Going through the data below, please show each line containing the string "this".

Excerpts from a dataset
-- Opening Marker --
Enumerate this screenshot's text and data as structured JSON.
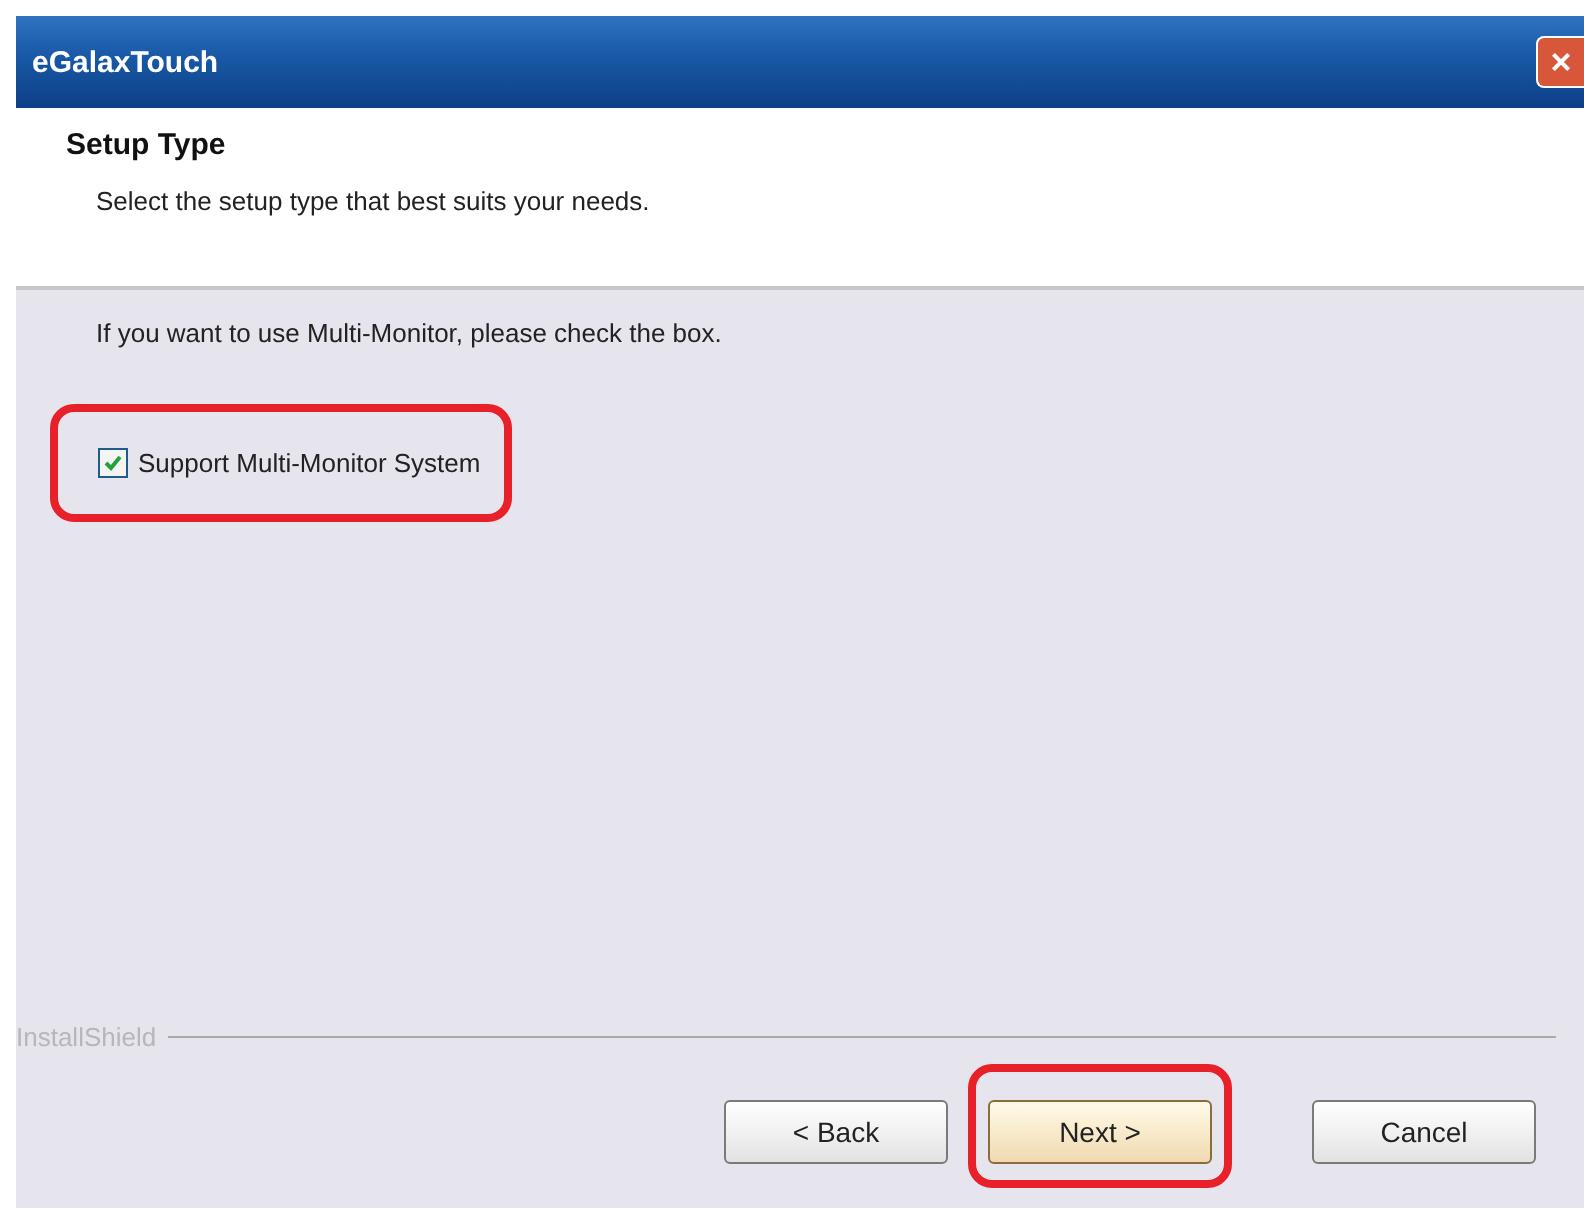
{
  "window": {
    "title": "eGalaxTouch",
    "close": "×"
  },
  "header": {
    "title": "Setup Type",
    "subtitle": "Select the setup type that best suits your needs."
  },
  "body": {
    "instruction": "If you want to use Multi-Monitor, please check the box.",
    "checkbox": {
      "label": "Support Multi-Monitor System",
      "checked": true,
      "highlighted": true
    }
  },
  "footer": {
    "brand": "InstallShield"
  },
  "buttons": [
    {
      "label": "< Back",
      "default": false,
      "highlighted": false
    },
    {
      "label": "Next >",
      "default": true,
      "highlighted": true
    },
    {
      "label": "Cancel",
      "default": false,
      "highlighted": false
    }
  ]
}
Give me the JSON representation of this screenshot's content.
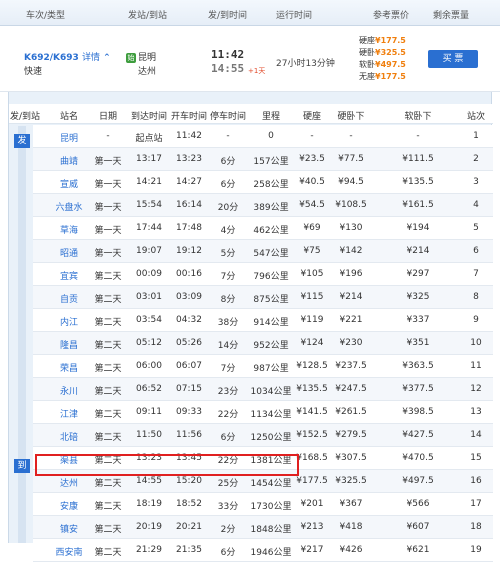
{
  "header": {
    "cols": [
      "车次/类型",
      "发站/到站",
      "发/到时间",
      "运行时间",
      "参考票价",
      "剩余票量"
    ]
  },
  "train": {
    "number": "K692/K693",
    "detail_label": "详情",
    "type": "快速",
    "from": "昆明",
    "to": "达州",
    "depart": "11:42",
    "arrive": "14:55",
    "plus_day": "+1天",
    "duration": "27小时13分钟",
    "prices": [
      {
        "label": "硬座",
        "value": "¥177.5"
      },
      {
        "label": "硬卧",
        "value": "¥325.5"
      },
      {
        "label": "软卧",
        "value": "¥497.5"
      },
      {
        "label": "无座",
        "value": "¥177.5"
      }
    ],
    "buy_label": "买 票"
  },
  "table": {
    "side_start": "发",
    "side_end": "到",
    "cols": [
      "发/到站",
      "站名",
      "日期",
      "到达时间",
      "开车时间",
      "停车时间",
      "里程",
      "硬座",
      "硬卧下",
      "软卧下",
      "站次"
    ],
    "rows": [
      [
        "昆明",
        "-",
        "起点站",
        "11:42",
        "-",
        "0",
        "-",
        "-",
        "-",
        "1"
      ],
      [
        "曲靖",
        "第一天",
        "13:17",
        "13:23",
        "6分",
        "157公里",
        "¥23.5",
        "¥77.5",
        "¥111.5",
        "2"
      ],
      [
        "宣威",
        "第一天",
        "14:21",
        "14:27",
        "6分",
        "258公里",
        "¥40.5",
        "¥94.5",
        "¥135.5",
        "3"
      ],
      [
        "六盘水",
        "第一天",
        "15:54",
        "16:14",
        "20分",
        "389公里",
        "¥54.5",
        "¥108.5",
        "¥161.5",
        "4"
      ],
      [
        "草海",
        "第一天",
        "17:44",
        "17:48",
        "4分",
        "462公里",
        "¥69",
        "¥130",
        "¥194",
        "5"
      ],
      [
        "昭通",
        "第一天",
        "19:07",
        "19:12",
        "5分",
        "547公里",
        "¥75",
        "¥142",
        "¥214",
        "6"
      ],
      [
        "宜宾",
        "第二天",
        "00:09",
        "00:16",
        "7分",
        "796公里",
        "¥105",
        "¥196",
        "¥297",
        "7"
      ],
      [
        "自贡",
        "第二天",
        "03:01",
        "03:09",
        "8分",
        "875公里",
        "¥115",
        "¥214",
        "¥325",
        "8"
      ],
      [
        "内江",
        "第二天",
        "03:54",
        "04:32",
        "38分",
        "914公里",
        "¥119",
        "¥221",
        "¥337",
        "9"
      ],
      [
        "隆昌",
        "第二天",
        "05:12",
        "05:26",
        "14分",
        "952公里",
        "¥124",
        "¥230",
        "¥351",
        "10"
      ],
      [
        "荣昌",
        "第二天",
        "06:00",
        "06:07",
        "7分",
        "987公里",
        "¥128.5",
        "¥237.5",
        "¥363.5",
        "11"
      ],
      [
        "永川",
        "第二天",
        "06:52",
        "07:15",
        "23分",
        "1034公里",
        "¥135.5",
        "¥247.5",
        "¥377.5",
        "12"
      ],
      [
        "江津",
        "第二天",
        "09:11",
        "09:33",
        "22分",
        "1134公里",
        "¥141.5",
        "¥261.5",
        "¥398.5",
        "13"
      ],
      [
        "北碚",
        "第二天",
        "11:50",
        "11:56",
        "6分",
        "1250公里",
        "¥152.5",
        "¥279.5",
        "¥427.5",
        "14"
      ],
      [
        "渠县",
        "第二天",
        "13:23",
        "13:45",
        "22分",
        "1381公里",
        "¥168.5",
        "¥307.5",
        "¥470.5",
        "15"
      ],
      [
        "达州",
        "第二天",
        "14:55",
        "15:20",
        "25分",
        "1454公里",
        "¥177.5",
        "¥325.5",
        "¥497.5",
        "16"
      ],
      [
        "安康",
        "第二天",
        "18:19",
        "18:52",
        "33分",
        "1730公里",
        "¥201",
        "¥367",
        "¥566",
        "17"
      ],
      [
        "镇安",
        "第二天",
        "20:19",
        "20:21",
        "2分",
        "1848公里",
        "¥213",
        "¥418",
        "¥607",
        "18"
      ],
      [
        "西安南",
        "第二天",
        "21:29",
        "21:35",
        "6分",
        "1946公里",
        "¥217",
        "¥426",
        "¥621",
        "19"
      ]
    ]
  }
}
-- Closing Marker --
* _Finished exercise_:
Enumerate this screenshot's text and data as structured JSON.
Give me the JSON representation of this screenshot's content.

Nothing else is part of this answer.